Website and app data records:

************

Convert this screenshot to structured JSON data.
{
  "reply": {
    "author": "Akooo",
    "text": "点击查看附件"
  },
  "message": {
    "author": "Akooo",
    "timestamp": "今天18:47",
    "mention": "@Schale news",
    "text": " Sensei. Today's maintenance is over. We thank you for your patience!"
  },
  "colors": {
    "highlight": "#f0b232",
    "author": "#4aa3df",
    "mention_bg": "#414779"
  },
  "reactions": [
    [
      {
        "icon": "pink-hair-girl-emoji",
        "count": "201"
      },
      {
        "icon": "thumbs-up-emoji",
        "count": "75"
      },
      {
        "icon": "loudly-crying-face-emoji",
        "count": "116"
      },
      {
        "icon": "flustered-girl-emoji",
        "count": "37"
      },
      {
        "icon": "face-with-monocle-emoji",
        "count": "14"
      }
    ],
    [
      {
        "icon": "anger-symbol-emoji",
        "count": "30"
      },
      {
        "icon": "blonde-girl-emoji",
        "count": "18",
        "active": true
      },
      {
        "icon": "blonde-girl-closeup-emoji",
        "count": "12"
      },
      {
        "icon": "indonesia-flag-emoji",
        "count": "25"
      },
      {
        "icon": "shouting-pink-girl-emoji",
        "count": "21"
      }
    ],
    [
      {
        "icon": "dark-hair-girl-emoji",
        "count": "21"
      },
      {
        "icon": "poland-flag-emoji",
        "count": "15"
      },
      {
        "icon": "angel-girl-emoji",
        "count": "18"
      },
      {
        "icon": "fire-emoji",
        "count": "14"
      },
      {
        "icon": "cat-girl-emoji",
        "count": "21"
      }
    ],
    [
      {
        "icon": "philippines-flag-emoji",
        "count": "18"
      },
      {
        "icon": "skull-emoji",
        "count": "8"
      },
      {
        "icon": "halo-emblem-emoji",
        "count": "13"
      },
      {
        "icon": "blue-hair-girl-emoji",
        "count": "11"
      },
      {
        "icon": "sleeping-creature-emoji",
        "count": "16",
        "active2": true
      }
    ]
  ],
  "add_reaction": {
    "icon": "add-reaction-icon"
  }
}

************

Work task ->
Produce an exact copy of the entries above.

Solution to the problem ->
Convert this screenshot to structured JSON data.
{
  "reply": {
    "author": "Akooo",
    "text": "点击查看附件"
  },
  "message": {
    "author": "Akooo",
    "timestamp": "今天18:47",
    "mention": "@Schale news",
    "text": " Sensei. Today's maintenance is over. We thank you for your patience!"
  },
  "colors": {
    "highlight": "#f0b232",
    "author": "#4aa3df",
    "mention_bg": "#414779"
  },
  "reactions": [
    [
      {
        "icon": "pink-hair-girl-emoji",
        "count": "201"
      },
      {
        "icon": "thumbs-up-emoji",
        "count": "75"
      },
      {
        "icon": "loudly-crying-face-emoji",
        "count": "116"
      },
      {
        "icon": "flustered-girl-emoji",
        "count": "37"
      },
      {
        "icon": "face-with-monocle-emoji",
        "count": "14"
      }
    ],
    [
      {
        "icon": "anger-symbol-emoji",
        "count": "30"
      },
      {
        "icon": "blonde-girl-emoji",
        "count": "18",
        "active": true
      },
      {
        "icon": "blonde-girl-closeup-emoji",
        "count": "12"
      },
      {
        "icon": "indonesia-flag-emoji",
        "count": "25"
      },
      {
        "icon": "shouting-pink-girl-emoji",
        "count": "21"
      }
    ],
    [
      {
        "icon": "dark-hair-girl-emoji",
        "count": "21"
      },
      {
        "icon": "poland-flag-emoji",
        "count": "15"
      },
      {
        "icon": "angel-girl-emoji",
        "count": "18"
      },
      {
        "icon": "fire-emoji",
        "count": "14"
      },
      {
        "icon": "cat-girl-emoji",
        "count": "21"
      }
    ],
    [
      {
        "icon": "philippines-flag-emoji",
        "count": "18"
      },
      {
        "icon": "skull-emoji",
        "count": "8"
      },
      {
        "icon": "halo-emblem-emoji",
        "count": "13"
      },
      {
        "icon": "blue-hair-girl-emoji",
        "count": "11"
      },
      {
        "icon": "sleeping-creature-emoji",
        "count": "16",
        "active2": true
      }
    ]
  ],
  "add_reaction": {
    "icon": "add-reaction-icon"
  }
}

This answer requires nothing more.